## Provided material
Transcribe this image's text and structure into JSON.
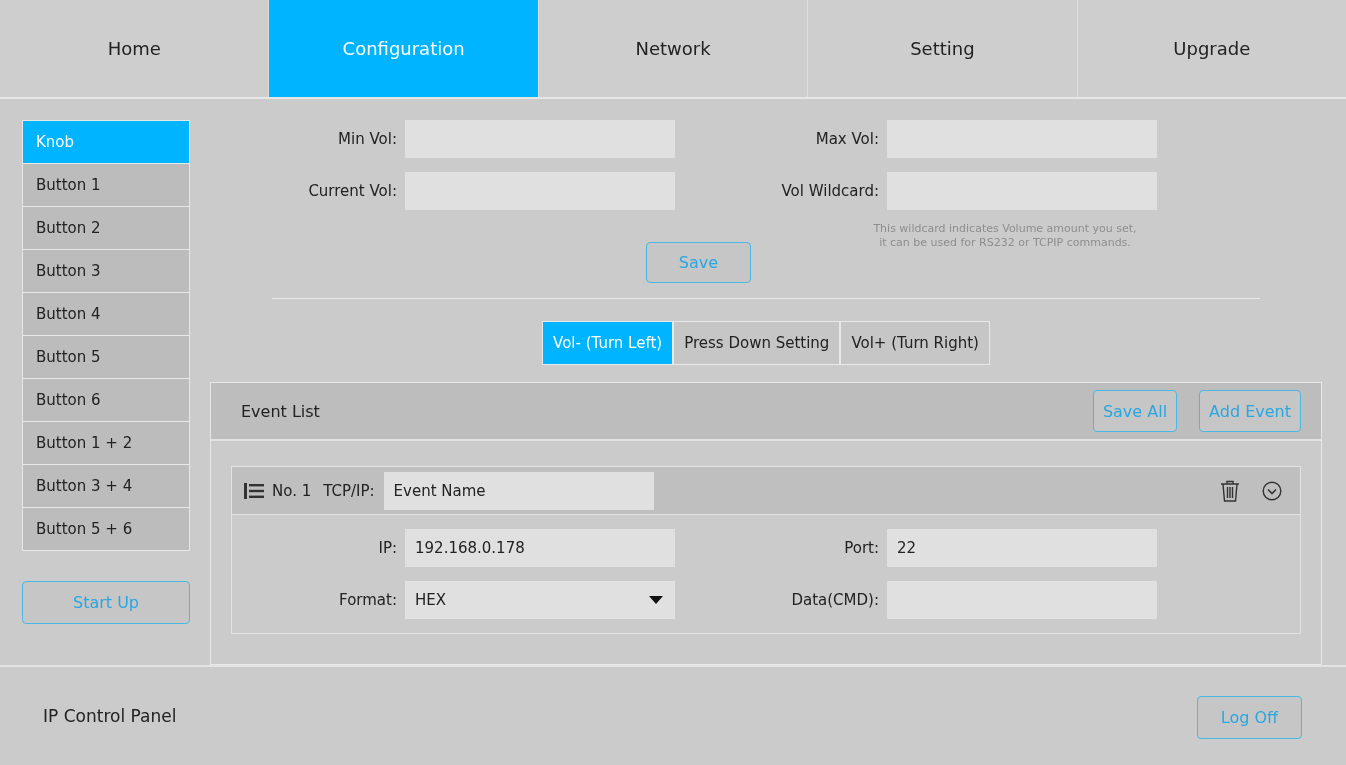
{
  "nav": {
    "tabs": [
      {
        "label": "Home",
        "selected": false
      },
      {
        "label": "Configuration",
        "selected": true
      },
      {
        "label": "Network",
        "selected": false
      },
      {
        "label": "Setting",
        "selected": false
      },
      {
        "label": "Upgrade",
        "selected": false
      }
    ]
  },
  "sidebar": {
    "items": [
      {
        "label": "Knob",
        "selected": true
      },
      {
        "label": "Button 1",
        "selected": false
      },
      {
        "label": "Button 2",
        "selected": false
      },
      {
        "label": "Button 3",
        "selected": false
      },
      {
        "label": "Button 4",
        "selected": false
      },
      {
        "label": "Button 5",
        "selected": false
      },
      {
        "label": "Button 6",
        "selected": false
      },
      {
        "label": "Button 1 + 2",
        "selected": false
      },
      {
        "label": "Button 3 + 4",
        "selected": false
      },
      {
        "label": "Button 5 + 6",
        "selected": false
      }
    ],
    "startup_button": "Start Up"
  },
  "volume_form": {
    "fields": [
      {
        "label": "Min Vol:"
      },
      {
        "label": "Max Vol:"
      },
      {
        "label": "Current Vol:"
      },
      {
        "label": "Vol Wildcard:"
      }
    ],
    "note": "This wildcard indicates Volume amount you set,\nit can be used for RS232 or TCPIP commands.",
    "save_button": "Save"
  },
  "event_tabs": [
    {
      "label": "Vol- (Turn Left)",
      "selected": true
    },
    {
      "label": "Press Down Setting",
      "selected": false
    },
    {
      "label": "Vol+ (Turn Right)",
      "selected": false
    }
  ],
  "event_list": {
    "title": "Event List",
    "buttons": [
      "Save All",
      "Add Event"
    ],
    "events": [
      {
        "number": "No. 1",
        "protocol_label": "TCP/IP:",
        "name": "Event Name",
        "fields": [
          {
            "label": "IP:",
            "value": "192.168.0.178",
            "kind": "text"
          },
          {
            "label": "Port:",
            "value": "22",
            "kind": "text"
          },
          {
            "label": "Format:",
            "value": "HEX",
            "kind": "select"
          },
          {
            "label": "Data(CMD):",
            "kind": "text"
          }
        ]
      }
    ]
  },
  "footer": {
    "title": "IP Control Panel",
    "logoff_button": "Log Off"
  }
}
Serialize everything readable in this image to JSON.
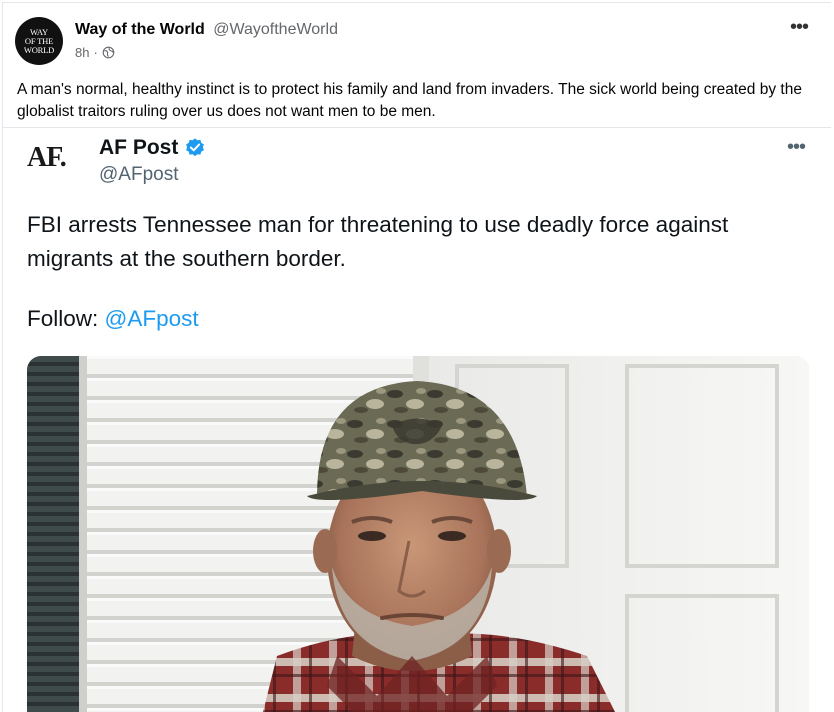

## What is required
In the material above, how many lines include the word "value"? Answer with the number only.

## Reply to the task
3